At a time when many African Americans faced limited opportunities and discrimination in mainstream media and society, the Ebony Cookbook offered a glimpse into the rich cultural heritage and traditions of Black Americans. The cookbook includes recipes for soul food, a cuisine that emerged from the fusion of West African, European, and Native American cooking techniques and ingredients. These recipes are not only delicious, but also reflect the creativity, resilience, and ingenuity of African Americans who were often forced to make do with limited resources.
About Yaw Agyeman
Yaw Agyeman is an interdisciplinary performing artist born in Chicago. Working primarily as a musician and sound designer, Agyeman additionally has an extensive theater background and photography practice. Agyeman’s work across genres addresses language as cultural currency and utilizes space to share music, community, and culture.
He has toured in the play Red, Black and Green: a blues (MAPP) and performed in the world premiere of the musical, Mister Chickee’s Funny Money (Chicago Children’s Theater). He has been featured on VH1’s Soul Cities as well as on the Africa Channel’s Soundtracks at Red Kiva. He is currently a member of the artistic collaboration Black Monks of Mississippi, headed by Theaster Gates.
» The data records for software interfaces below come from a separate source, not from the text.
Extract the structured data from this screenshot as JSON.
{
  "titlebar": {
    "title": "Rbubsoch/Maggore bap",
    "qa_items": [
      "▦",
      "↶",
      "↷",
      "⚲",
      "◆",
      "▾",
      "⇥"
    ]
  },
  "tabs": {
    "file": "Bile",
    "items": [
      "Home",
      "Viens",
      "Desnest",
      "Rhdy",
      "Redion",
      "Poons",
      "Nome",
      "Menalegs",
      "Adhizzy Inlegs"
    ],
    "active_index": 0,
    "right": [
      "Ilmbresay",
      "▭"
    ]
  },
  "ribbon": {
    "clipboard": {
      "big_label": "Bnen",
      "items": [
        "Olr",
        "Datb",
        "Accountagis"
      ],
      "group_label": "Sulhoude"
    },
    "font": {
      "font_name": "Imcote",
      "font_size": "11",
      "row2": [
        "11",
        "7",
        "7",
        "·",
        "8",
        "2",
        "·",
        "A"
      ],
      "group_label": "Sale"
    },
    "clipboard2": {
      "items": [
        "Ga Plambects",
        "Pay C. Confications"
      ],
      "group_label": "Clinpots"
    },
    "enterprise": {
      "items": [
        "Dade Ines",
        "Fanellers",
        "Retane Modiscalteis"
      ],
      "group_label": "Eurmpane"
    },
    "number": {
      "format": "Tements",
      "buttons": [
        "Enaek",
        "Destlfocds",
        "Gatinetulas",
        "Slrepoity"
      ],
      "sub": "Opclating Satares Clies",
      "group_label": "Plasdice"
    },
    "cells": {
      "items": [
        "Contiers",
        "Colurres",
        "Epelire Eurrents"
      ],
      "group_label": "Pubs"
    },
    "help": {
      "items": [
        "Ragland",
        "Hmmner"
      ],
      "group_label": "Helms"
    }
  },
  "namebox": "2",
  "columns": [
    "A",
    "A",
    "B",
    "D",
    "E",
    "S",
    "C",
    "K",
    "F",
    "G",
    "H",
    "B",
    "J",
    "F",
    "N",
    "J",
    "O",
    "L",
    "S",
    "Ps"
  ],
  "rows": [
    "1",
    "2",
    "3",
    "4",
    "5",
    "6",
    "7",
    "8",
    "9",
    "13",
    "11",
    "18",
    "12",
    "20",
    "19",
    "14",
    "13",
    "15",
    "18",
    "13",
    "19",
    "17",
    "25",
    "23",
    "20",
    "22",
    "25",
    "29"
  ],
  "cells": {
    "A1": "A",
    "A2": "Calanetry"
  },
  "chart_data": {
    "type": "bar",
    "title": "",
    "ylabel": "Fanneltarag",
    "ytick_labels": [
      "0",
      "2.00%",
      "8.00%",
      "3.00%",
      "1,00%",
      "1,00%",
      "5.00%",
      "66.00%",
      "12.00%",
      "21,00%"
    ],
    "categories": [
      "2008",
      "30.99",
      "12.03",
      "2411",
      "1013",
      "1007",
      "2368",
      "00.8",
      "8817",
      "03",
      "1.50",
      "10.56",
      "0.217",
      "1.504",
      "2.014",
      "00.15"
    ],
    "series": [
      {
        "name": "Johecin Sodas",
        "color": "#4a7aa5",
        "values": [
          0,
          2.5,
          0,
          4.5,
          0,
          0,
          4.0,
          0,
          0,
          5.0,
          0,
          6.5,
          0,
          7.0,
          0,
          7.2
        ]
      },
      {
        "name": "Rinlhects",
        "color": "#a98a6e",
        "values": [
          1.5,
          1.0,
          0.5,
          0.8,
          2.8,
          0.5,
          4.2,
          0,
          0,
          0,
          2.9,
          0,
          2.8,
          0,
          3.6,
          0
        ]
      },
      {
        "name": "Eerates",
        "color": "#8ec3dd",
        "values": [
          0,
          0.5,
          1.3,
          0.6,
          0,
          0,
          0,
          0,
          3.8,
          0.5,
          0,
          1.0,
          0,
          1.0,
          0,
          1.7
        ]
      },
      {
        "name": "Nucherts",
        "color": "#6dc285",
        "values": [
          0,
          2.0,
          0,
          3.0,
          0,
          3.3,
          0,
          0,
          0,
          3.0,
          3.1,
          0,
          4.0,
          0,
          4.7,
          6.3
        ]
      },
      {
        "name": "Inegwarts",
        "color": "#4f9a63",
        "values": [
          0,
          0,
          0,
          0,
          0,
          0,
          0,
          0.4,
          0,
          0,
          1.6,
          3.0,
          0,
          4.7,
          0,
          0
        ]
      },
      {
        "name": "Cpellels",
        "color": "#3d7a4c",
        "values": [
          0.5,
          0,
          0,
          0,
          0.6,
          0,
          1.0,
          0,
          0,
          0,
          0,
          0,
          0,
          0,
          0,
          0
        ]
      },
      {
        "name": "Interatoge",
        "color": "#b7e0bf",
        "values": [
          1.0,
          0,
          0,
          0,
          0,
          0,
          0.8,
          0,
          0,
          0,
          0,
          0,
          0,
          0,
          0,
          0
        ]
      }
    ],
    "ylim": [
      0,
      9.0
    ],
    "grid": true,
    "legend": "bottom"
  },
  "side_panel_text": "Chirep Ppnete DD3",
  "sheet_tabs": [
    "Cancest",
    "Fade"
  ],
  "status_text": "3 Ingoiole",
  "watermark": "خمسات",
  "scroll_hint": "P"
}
He has performed at the New Museum, the Mississippi Museum of Art, Haus der Kunst, the Hirshhorn Museum, the Venice Biennale, the Menil Collection, the Birmingham Museum of Art, White Cube, documenta 13, Art Basel Miami, and the Whitney Biennial.